Keeping every character in place, output all the data.

:: Material supplied

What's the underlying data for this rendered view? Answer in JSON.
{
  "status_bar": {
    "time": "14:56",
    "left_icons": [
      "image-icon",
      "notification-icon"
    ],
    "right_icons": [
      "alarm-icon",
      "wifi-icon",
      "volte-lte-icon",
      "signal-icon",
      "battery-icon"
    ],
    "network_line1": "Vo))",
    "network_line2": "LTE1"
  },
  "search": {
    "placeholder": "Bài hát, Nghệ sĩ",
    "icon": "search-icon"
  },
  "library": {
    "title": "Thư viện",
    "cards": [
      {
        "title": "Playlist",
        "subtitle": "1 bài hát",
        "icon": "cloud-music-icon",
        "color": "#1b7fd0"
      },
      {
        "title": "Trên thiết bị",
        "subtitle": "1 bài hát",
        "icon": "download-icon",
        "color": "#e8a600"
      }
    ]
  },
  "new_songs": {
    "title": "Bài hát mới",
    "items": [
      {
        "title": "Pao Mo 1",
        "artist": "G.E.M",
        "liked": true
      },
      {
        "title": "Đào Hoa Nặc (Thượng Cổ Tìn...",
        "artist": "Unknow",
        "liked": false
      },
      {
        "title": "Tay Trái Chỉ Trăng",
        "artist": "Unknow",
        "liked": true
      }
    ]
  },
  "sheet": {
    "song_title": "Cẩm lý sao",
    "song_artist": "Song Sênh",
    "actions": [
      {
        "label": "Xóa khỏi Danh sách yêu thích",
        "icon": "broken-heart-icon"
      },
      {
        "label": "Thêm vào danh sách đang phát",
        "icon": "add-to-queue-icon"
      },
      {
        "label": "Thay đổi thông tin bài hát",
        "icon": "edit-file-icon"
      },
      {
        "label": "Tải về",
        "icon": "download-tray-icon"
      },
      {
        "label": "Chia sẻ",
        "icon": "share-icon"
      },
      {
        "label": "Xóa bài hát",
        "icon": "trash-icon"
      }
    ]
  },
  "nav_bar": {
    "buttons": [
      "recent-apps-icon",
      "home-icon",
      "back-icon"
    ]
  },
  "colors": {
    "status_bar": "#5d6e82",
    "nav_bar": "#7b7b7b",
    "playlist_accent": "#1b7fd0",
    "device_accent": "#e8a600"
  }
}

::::

| Your response |
What's the underlying data for this rendered view? Answer in JSON.
{
  "status_bar": {
    "time": "14:56",
    "left_icons": [
      "image-icon",
      "notification-icon"
    ],
    "right_icons": [
      "alarm-icon",
      "wifi-icon",
      "volte-lte-icon",
      "signal-icon",
      "battery-icon"
    ],
    "network_line1": "Vo))",
    "network_line2": "LTE1"
  },
  "search": {
    "placeholder": "Bài hát, Nghệ sĩ",
    "icon": "search-icon"
  },
  "library": {
    "title": "Thư viện",
    "cards": [
      {
        "title": "Playlist",
        "subtitle": "1 bài hát",
        "icon": "cloud-music-icon",
        "color": "#1b7fd0"
      },
      {
        "title": "Trên thiết bị",
        "subtitle": "1 bài hát",
        "icon": "download-icon",
        "color": "#e8a600"
      }
    ]
  },
  "new_songs": {
    "title": "Bài hát mới",
    "items": [
      {
        "title": "Pao Mo 1",
        "artist": "G.E.M",
        "liked": true
      },
      {
        "title": "Đào Hoa Nặc (Thượng Cổ Tìn...",
        "artist": "Unknow",
        "liked": false
      },
      {
        "title": "Tay Trái Chỉ Trăng",
        "artist": "Unknow",
        "liked": true
      }
    ]
  },
  "sheet": {
    "song_title": "Cẩm lý sao",
    "song_artist": "Song Sênh",
    "actions": [
      {
        "label": "Xóa khỏi Danh sách yêu thích",
        "icon": "broken-heart-icon"
      },
      {
        "label": "Thêm vào danh sách đang phát",
        "icon": "add-to-queue-icon"
      },
      {
        "label": "Thay đổi thông tin bài hát",
        "icon": "edit-file-icon"
      },
      {
        "label": "Tải về",
        "icon": "download-tray-icon"
      },
      {
        "label": "Chia sẻ",
        "icon": "share-icon"
      },
      {
        "label": "Xóa bài hát",
        "icon": "trash-icon"
      }
    ]
  },
  "nav_bar": {
    "buttons": [
      "recent-apps-icon",
      "home-icon",
      "back-icon"
    ]
  },
  "colors": {
    "status_bar": "#5d6e82",
    "nav_bar": "#7b7b7b",
    "playlist_accent": "#1b7fd0",
    "device_accent": "#e8a600"
  }
}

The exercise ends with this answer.